There is star power out West worth staying up late to watch.
Looking past the obvious studs, here are six players who could have a major impact on the conference title race and the Pac-12's chances to reach the College Football Playoff after missing out last season.
Ishmael Adams, WR, UCLARosen lived up to the hype in year one, but three of the Bruins' top four receivers are gone and little game experience returns. So Adams is moving from cornerback to receiver to bolster that side of the ball and take advantage of his elusiveness and good hands. At 5-foot-8, 180 pounds, Adams is probably a slot receiver who can be used as a playmaker in space.
Max Browne, QB, USCIt seems like forever since Browne (2013) signed with the Trojans as one of the most highly touted quarterback prospects in the country. His time appears to have finally arrived and aside from an opening game against Alabama, a first-time starting quarterback could not ask for a much better situation.
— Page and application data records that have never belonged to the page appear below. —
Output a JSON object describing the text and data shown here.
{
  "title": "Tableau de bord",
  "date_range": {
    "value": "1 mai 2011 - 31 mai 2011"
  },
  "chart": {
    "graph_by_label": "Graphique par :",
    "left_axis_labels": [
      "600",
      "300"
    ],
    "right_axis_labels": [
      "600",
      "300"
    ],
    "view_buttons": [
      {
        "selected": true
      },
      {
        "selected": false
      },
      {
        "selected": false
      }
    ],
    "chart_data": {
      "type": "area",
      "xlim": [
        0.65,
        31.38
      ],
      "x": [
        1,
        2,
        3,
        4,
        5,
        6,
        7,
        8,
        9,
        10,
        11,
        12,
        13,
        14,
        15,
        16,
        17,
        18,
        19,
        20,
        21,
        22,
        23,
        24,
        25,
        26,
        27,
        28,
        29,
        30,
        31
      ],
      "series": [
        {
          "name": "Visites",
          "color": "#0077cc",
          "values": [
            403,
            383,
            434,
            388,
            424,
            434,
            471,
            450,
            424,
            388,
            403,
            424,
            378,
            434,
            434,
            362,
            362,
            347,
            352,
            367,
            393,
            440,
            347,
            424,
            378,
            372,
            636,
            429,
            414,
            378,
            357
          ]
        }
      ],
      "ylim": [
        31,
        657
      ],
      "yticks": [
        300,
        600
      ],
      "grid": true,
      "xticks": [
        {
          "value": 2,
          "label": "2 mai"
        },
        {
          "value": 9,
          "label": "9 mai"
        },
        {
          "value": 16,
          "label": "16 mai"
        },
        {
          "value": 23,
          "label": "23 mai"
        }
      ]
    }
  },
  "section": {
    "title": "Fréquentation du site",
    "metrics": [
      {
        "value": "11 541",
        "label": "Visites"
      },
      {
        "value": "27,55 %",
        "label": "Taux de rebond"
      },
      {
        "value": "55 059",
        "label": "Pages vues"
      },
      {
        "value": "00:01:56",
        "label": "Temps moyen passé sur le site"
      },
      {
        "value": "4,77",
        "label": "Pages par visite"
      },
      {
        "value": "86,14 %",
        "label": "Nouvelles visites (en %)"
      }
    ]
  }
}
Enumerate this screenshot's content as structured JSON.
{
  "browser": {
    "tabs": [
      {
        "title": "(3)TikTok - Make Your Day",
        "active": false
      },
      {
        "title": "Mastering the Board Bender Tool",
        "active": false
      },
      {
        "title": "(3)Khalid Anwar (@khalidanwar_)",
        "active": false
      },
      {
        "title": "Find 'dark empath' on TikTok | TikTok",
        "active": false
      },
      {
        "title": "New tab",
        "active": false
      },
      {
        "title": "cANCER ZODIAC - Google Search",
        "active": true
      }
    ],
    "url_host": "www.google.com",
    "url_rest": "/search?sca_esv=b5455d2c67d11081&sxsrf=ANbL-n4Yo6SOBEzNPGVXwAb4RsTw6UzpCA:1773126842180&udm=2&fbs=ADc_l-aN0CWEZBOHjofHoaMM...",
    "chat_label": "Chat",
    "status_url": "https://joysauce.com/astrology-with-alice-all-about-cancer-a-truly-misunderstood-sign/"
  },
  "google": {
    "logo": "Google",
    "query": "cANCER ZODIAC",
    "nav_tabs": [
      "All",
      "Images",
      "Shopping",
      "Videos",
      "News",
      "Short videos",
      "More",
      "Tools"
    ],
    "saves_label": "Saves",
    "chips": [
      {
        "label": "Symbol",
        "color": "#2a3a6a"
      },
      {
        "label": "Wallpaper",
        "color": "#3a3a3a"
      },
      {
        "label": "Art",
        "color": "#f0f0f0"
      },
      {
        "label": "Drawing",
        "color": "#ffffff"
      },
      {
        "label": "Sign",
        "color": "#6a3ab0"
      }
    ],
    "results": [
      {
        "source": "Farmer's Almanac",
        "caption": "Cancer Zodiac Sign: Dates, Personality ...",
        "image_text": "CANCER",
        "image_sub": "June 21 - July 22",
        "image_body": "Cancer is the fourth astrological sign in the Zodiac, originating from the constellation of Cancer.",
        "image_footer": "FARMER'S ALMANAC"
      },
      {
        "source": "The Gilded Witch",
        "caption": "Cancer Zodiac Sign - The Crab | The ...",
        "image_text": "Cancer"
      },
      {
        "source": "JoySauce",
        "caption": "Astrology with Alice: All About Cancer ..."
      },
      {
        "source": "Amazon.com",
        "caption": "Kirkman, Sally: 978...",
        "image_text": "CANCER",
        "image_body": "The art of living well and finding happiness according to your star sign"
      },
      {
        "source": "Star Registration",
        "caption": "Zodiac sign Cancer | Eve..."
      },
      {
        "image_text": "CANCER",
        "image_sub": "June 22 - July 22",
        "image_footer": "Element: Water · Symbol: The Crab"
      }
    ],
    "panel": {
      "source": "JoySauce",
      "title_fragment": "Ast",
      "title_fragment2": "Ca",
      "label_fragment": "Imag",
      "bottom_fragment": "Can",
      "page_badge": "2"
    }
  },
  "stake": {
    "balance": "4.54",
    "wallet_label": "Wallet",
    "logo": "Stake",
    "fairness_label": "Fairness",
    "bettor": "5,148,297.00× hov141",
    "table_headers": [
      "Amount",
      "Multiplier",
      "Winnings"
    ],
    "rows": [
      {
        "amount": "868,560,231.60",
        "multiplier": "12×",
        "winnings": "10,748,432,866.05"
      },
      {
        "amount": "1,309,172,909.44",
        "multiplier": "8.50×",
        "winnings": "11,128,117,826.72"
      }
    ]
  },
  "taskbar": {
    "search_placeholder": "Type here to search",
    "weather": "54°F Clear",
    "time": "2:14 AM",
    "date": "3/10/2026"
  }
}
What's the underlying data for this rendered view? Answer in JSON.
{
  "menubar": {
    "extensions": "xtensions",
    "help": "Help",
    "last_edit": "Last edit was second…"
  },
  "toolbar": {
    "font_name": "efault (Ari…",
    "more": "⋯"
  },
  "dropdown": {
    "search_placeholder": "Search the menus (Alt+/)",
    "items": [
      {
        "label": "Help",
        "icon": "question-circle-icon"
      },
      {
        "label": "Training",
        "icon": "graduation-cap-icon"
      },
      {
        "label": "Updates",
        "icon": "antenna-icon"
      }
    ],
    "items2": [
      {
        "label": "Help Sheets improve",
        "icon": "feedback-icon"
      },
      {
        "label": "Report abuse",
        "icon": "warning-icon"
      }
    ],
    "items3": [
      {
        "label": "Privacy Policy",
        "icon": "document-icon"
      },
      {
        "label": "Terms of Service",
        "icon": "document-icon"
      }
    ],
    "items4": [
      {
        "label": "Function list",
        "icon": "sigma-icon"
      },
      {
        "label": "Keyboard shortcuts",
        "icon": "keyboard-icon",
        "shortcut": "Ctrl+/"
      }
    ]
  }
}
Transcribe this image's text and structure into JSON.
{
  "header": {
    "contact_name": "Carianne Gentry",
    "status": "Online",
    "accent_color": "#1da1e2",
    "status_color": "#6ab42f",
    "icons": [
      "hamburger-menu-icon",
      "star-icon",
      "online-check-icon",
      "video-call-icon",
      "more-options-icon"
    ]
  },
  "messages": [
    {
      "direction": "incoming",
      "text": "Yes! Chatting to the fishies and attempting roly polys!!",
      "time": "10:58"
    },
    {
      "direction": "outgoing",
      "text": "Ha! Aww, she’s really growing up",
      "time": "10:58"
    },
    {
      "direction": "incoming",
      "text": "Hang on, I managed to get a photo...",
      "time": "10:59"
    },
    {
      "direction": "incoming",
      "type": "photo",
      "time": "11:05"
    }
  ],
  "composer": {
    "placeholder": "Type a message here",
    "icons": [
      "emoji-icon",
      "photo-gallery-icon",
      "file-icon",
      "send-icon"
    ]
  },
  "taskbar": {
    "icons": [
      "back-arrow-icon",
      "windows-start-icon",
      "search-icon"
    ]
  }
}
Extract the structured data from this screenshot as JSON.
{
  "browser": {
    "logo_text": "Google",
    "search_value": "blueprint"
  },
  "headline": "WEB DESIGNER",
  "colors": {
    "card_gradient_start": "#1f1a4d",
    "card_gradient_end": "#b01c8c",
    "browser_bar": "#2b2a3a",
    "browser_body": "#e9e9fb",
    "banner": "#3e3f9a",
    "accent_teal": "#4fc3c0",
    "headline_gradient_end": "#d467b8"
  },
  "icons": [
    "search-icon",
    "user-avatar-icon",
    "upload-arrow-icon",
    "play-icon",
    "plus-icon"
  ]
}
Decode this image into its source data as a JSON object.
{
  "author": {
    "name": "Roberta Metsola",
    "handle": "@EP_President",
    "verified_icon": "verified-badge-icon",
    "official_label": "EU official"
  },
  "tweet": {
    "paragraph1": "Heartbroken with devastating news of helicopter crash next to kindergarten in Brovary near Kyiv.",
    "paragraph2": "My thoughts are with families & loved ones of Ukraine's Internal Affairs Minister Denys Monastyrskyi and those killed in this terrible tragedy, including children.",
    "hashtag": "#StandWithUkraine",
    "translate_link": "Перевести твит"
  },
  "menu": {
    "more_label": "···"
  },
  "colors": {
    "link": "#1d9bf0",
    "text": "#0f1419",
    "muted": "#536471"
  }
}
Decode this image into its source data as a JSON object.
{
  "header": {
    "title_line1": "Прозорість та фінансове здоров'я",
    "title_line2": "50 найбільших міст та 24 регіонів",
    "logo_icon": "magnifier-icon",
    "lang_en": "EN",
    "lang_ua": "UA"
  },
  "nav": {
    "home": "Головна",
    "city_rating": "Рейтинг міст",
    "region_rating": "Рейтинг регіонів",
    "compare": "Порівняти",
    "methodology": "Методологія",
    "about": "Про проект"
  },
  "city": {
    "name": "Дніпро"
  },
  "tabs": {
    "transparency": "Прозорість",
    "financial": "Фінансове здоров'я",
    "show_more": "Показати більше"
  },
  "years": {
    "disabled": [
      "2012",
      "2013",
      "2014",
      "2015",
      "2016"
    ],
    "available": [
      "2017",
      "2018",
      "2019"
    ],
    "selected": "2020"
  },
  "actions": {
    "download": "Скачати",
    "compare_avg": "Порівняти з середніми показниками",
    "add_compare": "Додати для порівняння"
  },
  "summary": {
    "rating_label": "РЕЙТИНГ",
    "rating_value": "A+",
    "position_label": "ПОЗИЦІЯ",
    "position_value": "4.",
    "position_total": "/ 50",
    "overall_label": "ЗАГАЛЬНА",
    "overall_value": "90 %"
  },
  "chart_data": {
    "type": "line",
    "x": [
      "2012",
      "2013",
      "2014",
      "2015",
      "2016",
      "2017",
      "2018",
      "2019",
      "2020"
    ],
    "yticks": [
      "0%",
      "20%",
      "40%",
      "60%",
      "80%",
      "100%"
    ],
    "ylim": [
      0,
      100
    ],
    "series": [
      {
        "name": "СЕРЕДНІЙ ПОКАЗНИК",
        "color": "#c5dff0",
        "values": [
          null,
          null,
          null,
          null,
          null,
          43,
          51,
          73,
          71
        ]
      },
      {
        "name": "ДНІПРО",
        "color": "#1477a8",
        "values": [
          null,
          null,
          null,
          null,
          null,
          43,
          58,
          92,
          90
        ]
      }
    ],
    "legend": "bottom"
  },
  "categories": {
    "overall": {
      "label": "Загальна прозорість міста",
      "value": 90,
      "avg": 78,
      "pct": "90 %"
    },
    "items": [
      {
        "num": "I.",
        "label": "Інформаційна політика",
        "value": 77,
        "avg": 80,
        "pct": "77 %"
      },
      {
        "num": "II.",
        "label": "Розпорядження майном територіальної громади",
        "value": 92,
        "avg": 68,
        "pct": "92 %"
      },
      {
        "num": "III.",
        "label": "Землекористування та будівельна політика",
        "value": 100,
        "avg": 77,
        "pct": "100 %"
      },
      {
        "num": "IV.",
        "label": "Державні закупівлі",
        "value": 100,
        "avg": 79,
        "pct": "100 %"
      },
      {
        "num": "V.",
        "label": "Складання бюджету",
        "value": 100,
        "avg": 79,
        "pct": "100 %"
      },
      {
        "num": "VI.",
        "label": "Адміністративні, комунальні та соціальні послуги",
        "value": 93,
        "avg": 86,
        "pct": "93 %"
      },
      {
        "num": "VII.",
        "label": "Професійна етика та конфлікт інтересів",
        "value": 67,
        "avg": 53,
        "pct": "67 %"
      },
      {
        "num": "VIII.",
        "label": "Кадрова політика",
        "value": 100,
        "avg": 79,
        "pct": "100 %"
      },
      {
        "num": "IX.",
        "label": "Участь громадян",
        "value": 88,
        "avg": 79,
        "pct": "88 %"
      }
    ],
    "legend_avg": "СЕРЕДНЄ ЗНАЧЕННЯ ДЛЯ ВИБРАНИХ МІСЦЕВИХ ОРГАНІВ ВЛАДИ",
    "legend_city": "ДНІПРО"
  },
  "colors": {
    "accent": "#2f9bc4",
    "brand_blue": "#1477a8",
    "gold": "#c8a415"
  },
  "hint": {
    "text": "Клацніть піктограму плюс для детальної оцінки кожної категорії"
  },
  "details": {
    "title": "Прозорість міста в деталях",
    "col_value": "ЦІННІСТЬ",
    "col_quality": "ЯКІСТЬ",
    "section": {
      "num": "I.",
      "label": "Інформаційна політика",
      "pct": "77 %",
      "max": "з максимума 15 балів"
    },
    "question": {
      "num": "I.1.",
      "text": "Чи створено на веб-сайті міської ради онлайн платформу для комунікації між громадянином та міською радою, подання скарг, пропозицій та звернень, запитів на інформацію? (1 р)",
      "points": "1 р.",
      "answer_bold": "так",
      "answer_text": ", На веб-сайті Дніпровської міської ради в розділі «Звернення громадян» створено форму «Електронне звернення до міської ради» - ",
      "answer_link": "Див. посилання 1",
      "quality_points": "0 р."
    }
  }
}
USC returns 10 offensive starters and ample depth. The job is not officially Browne's yet. Redshirt freshman Sam Darnold is still in the running, according to coach Clay Helton. Unless Darnold is a phenom, the Trojans best bet is the experienced Browne blossoming.
Evan Goodman, OT, Arizona StateThe Sun Devils are rebuilding their offensive line with senior Goodman as the lone starter with extensive experience. Goodman came to Tempe as maybe the most highly touted offensive lineman ever signed by the Sun Devils, but it's been a slow build up. He finally cracked the starting lineup last year.
If he can finish his career by reaching that four-star ceiling, it would help stabilize an offense also breaking in a new quarterback.
Canton Kaumatule, DT, Oregon
The Ducks' defense was bad last season (98th in the nation in yards per play allowed at 6.03) with one of the best defensive players in the country: defensive lineman DeForest Buckner. DeFo is gone. Oregon is hoping some scheme tweaks (from 3-4 to 4-3) by new defensive coordinator Brady Hoke provide at least a partial fix. A near-total rebuild in the front seven would go a lot smoother if the 6-7, 295-pound Kaumatule, a four-star recruit who didn't contribute much as a freshman last year, can lock down a defensive tackle spot.
John Ross III, WR, WashingtonRoss missed last season with a right knee injury, taking one of the fastest players in the Pac-12 away from a team that showed plenty of reasons for optimism in 2015. What sophomore quarterback Jake Browning and the Huskies could really use in 2016 to take another step forward is a game-breaker on the outside — which is exactly what Ross could be.
Solomon Thomas, DE, StanfordThe Cardinal line was inexperienced and starkly thin last season, relying heavily three players. Two of those players are gone. The other is Thomas, who flashed star potential as a freshman. Stanford is hoping for relatively inexperienced players to develop around Thomas, but an All-America-type season from the sophomore would help alleviate some of the issues.
Six more pivotal players: Cody Ippolito, LB, Arizona; Gabe Marks, WR, Washington State; Hunter Dimick, DE, Utah; Seth Collins, WR, Oregon State; Khalfani Muhammad, RB, California; Chidobe Awuzie, CB, Colorado.
This article was written by Ralph D. Russo from The Associated Press and was legally licensed through the NewsCred publisher network.